- Wind Resource
- Metocean design conditions
- Turbine technology
- Structures, safety, reliability
- Controls: turbine and wind plant
- Offshore wind energy
- Wind plant design
- Distributed wind power/hybrid power systems
- Social science
- Education/research: undergraduate – post doctoral
The accompanying papers were organized by the following scientific area leads:
- Julie Lundquist, University of Colorado Boulder: Wind resource
- James Edson, Woods Hole Oceanographic Institution: Metocean design conditions
- Caroline Draxl, National Renewable Energy Laboratory: Metocean design conditions
- Todd Griffith, University of Texas Dallas: Turbine technology
- Sanjay Arwade University of Massachusetts Amherst: Structures, safety, reliability
- Rupp Carriveau, University of Windsor, Structures, safety, reliability
- Eric Simley, National Renewable Energy Laboratory: Controls
- David Schlipf, University of Flensburg: Controls
- Jason Jonkman National Renewable Energy Laboratory: Wind plant design
- Matt Churchfield, National Renewable Energy Laboratory: Wakes
- Amy Robertson, National Renewable Energy Laboratory: Offshore wind energy
- Ian Baring-Gould, National Renewable Energy Laboratory: Distributed wind power/hybrid power systems
- Bonnie Ram, University of Delaware: Social science
- Tom Acker, Norther Arizona University: Education
We would like to thank all of the scientific area leads and the many people who contributed to the success of the conference, particularly Jody Lally of the University of Massachusetts Amherst, who coordinated all the logistics.
James F. Manwell Chair, NAWEA WindTech 2019 University of Massachusetts Amherst
Paul Veers Chair, NAWEA WindTech 2019 National Renewable Energy Laboratory
The Baker-Polito Administration today announced $700,000 in funding for nine academic and research institutions across Massachusetts to advance studies relating to offshore wind development, building on the Commonwealth’s existing nation-leading offshore wind innovation activities. The funding will support three offshore wind research projects to identify industry workforce training and safety requirements; establish a multi-university partnership focused on innovation and driving down costs; and develop a new technique to monitor the structural health of wind blades. http://www.masscec.com/about-masscec/news/baker-polito-administration-announces-700000-funding-offshore-wind-research
A press release announced that the Massachusetts Clean Energy Center awarded $700,000 to nine Massachusetts academic and research institutions for studies related to offshore wind development. "The funding will support three offshore wind research projects to identify industry workforce training and safety requirements; establish a multi-university partnership focused on innovation and driving down costs; and develop a new technique to monitor the structural health of wind blades."
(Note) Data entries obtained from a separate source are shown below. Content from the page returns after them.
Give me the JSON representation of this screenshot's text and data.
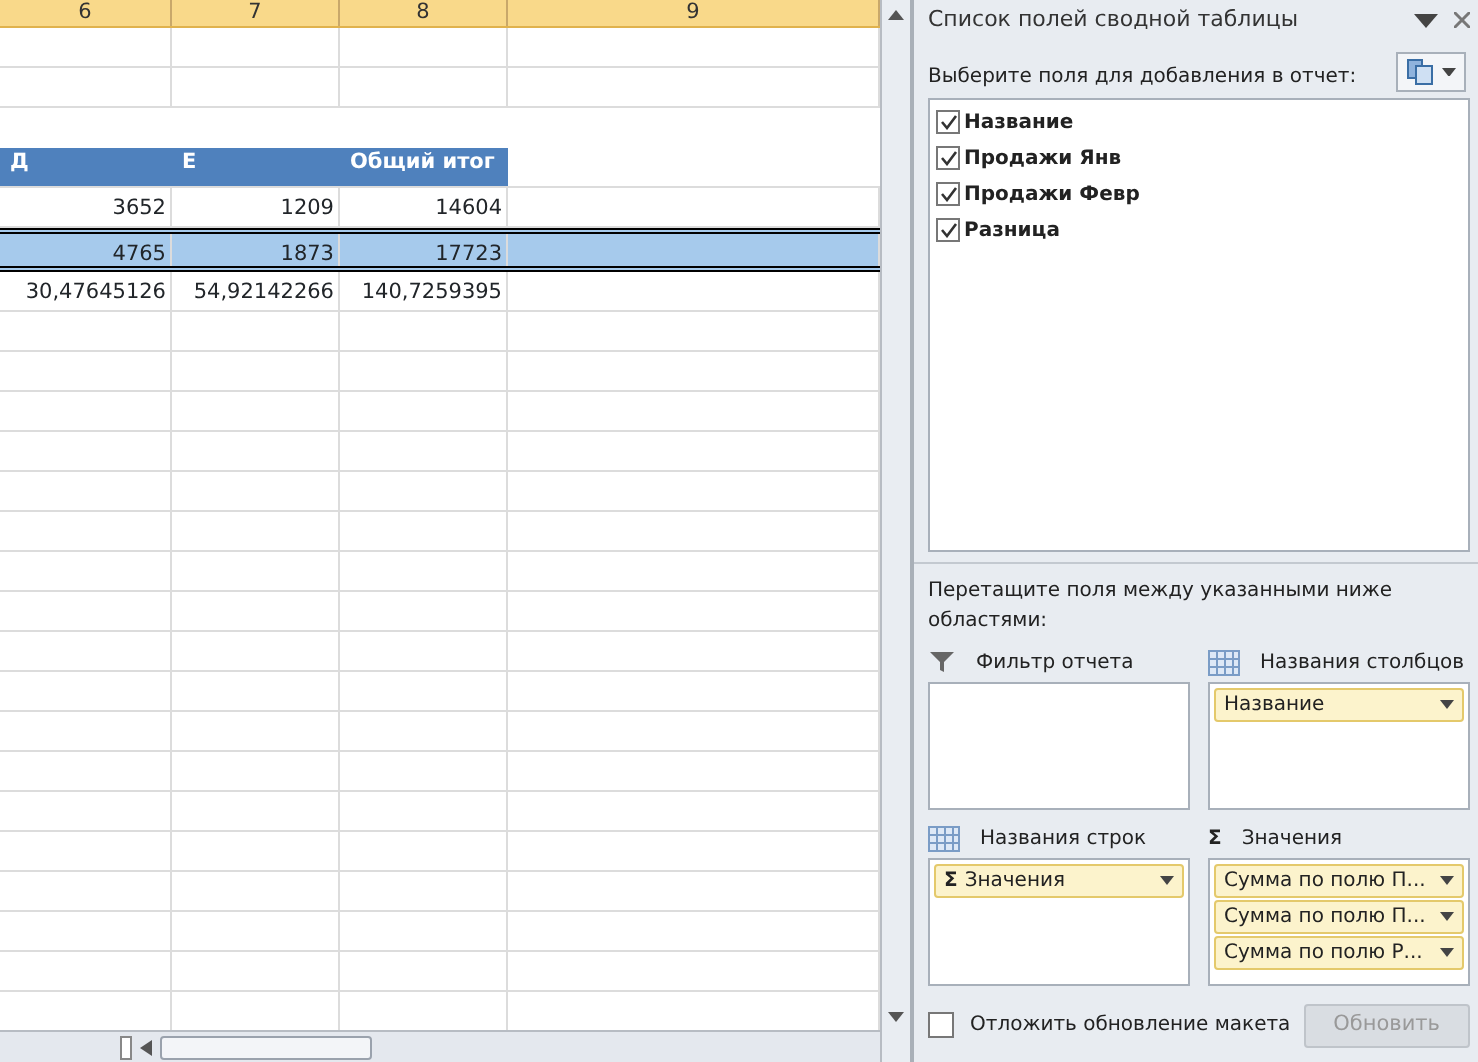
{
  "sheet": {
    "columns": [
      "6",
      "7",
      "8",
      "9"
    ],
    "pivot_header": [
      "Д",
      "Е",
      "Общий итог"
    ],
    "rows": [
      {
        "cells": [
          "3652",
          "1209",
          "14604"
        ],
        "selected": false
      },
      {
        "cells": [
          "4765",
          "1873",
          "17723"
        ],
        "selected": true
      },
      {
        "cells": [
          "30,47645126",
          "54,92142266",
          "140,7259395"
        ],
        "selected": false
      }
    ]
  },
  "panel": {
    "title": "Список полей сводной таблицы",
    "field_prompt": "Выберите поля для добавления в отчет:",
    "fields": [
      {
        "label": "Название",
        "checked": true
      },
      {
        "label": "Продажи Янв",
        "checked": true
      },
      {
        "label": "Продажи Февр",
        "checked": true
      },
      {
        "label": "Разница",
        "checked": true
      }
    ],
    "drag_prompt": "Перетащите поля между указанными ниже областями:",
    "areas": [
      {
        "kind": "filter",
        "label": "Фильтр отчета"
      },
      {
        "kind": "columns",
        "label": "Названия столбцов",
        "items": [
          {
            "label": "Название"
          }
        ]
      },
      {
        "kind": "rows",
        "label": "Названия строк",
        "items": [
          {
            "label": "Значения",
            "symbol": "Σ"
          }
        ]
      },
      {
        "kind": "values",
        "label": "Значения",
        "symbol": "Σ",
        "items": [
          {
            "label": "Сумма по полю П..."
          },
          {
            "label": "Сумма по полю П..."
          },
          {
            "label": "Сумма по полю Р..."
          }
        ]
      }
    ],
    "defer": {
      "label": "Отложить обновление макета",
      "checked": false
    },
    "update_button": {
      "label": "Обновить",
      "disabled": true
    }
  }
}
This document is on the Massachusetts Clean Energy Center website at: http://www.masscec.com/about-masscec/news/baker-polito-administration-announces-700000-funding-offshore-wind-research
The purpose of this Request for Information (RFI) is to gather feedback from offshore wind energy developers, consultants, financiers, scientists, regulators and other stakeholders on the draft MetOcean Plan (www.nyserda.ny.gov/offshorewind) developed by the New York State Energy Research and Development Authority (NYSERDA). NYSERDA intends to implement the final MetOcean Plan in 2017 to support and facilitate the development of the New York Wind Energy Area (WEA) identified by the Bureau of Ocean Energy Management (BOEM), south of Long Island’s Rockaway Peninsula, off the coast of New York.
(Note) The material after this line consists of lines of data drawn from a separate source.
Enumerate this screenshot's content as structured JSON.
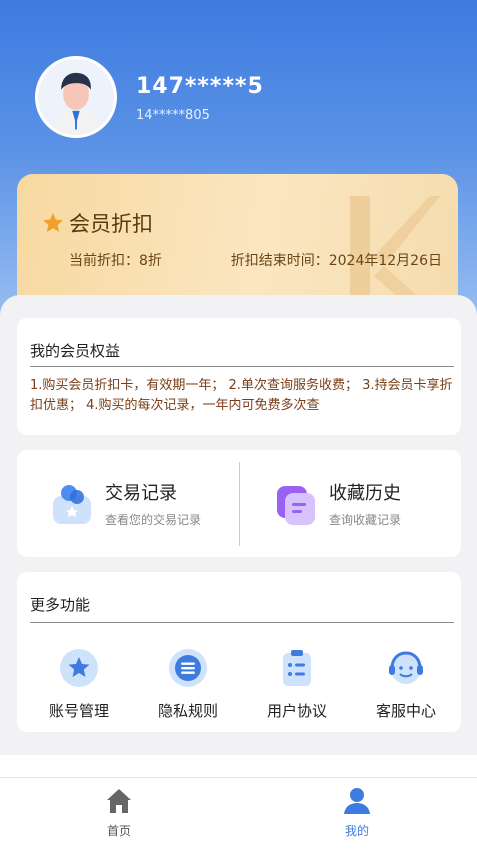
{
  "profile": {
    "phone_main": "147*****5",
    "phone_sub": "14*****805"
  },
  "vip_card": {
    "title": "会员折扣",
    "current_discount": "当前折扣：8折",
    "end_time": "折扣结束时间：2024年12月26日",
    "icon": "star-icon"
  },
  "benefits": {
    "title": "我的会员权益",
    "text": "1.购买会员折扣卡，有效期一年；  2.单次查询服务收费；  3.持会员卡享折扣优惠；  4.购买的每次记录，一年内可免费多次查"
  },
  "quick_actions": [
    {
      "title": "交易记录",
      "subtitle": "查看您的交易记录",
      "icon": "transaction-icon"
    },
    {
      "title": "收藏历史",
      "subtitle": "查询收藏记录",
      "icon": "favorites-icon"
    }
  ],
  "more": {
    "title": "更多功能",
    "items": [
      {
        "label": "账号管理",
        "icon": "star-circle-icon"
      },
      {
        "label": "隐私规则",
        "icon": "list-circle-icon"
      },
      {
        "label": "用户协议",
        "icon": "clipboard-icon"
      },
      {
        "label": "客服中心",
        "icon": "headset-icon"
      }
    ]
  },
  "tabbar": {
    "tabs": [
      {
        "label": "首页",
        "icon": "home-icon",
        "active": false
      },
      {
        "label": "我的",
        "icon": "user-icon",
        "active": true
      }
    ]
  },
  "colors": {
    "primary": "#3d7be0",
    "accent_brown": "#7a3d17",
    "tab_active": "#3d7be0",
    "tab_inactive": "#666666"
  }
}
A new study, conducted by the Special Initiative on Offshore Wind for the Energy Research and Development Authority, offers a roadmap of key strategic steps can take to reduce costs of offshore wind power over the next decade. The study finds that ongoing technology and industry advances combined with actions could take, independently or with other states, could lower costs for offshore wind power as much as 50 percent and bring the clean-energy source closer to realizing its potential for "delivering utility-scale renewable electric generation" to and nearby areas such as .
The study identifies multiple paths for reducing offshore wind power costs in , emphasizing that the "State can take actions in the near term to lower its costs substantially, independent of expected external reductions over the next decade." The study finds that taking advantage of wind turbine innovations and other technology and industry advances could lower costs about 20 percent. Direct steps taken by could contribute up to an additional 30 percent reduction in a project's cost.http://www.ceoe.udel.edu/File%20Library/About/SIOW/New-York-Offshore-Wind-Cost-Reduction-Study-ff8-2.pdf
The VolturnUS 1:8 is the only offshore wind turbine currently connected to the US grid. It is a 1/8 scale demonstration of concept for a floating offshore wind turbine. This photo presentation follows the step-by-step process of construction and installation.
The University of Maine unveiled a new floating LIDAR system to collect deepwater offshore wind data. This remote sensing technology will give a more accurate assesment of the wind resources available in the Gulf of Maine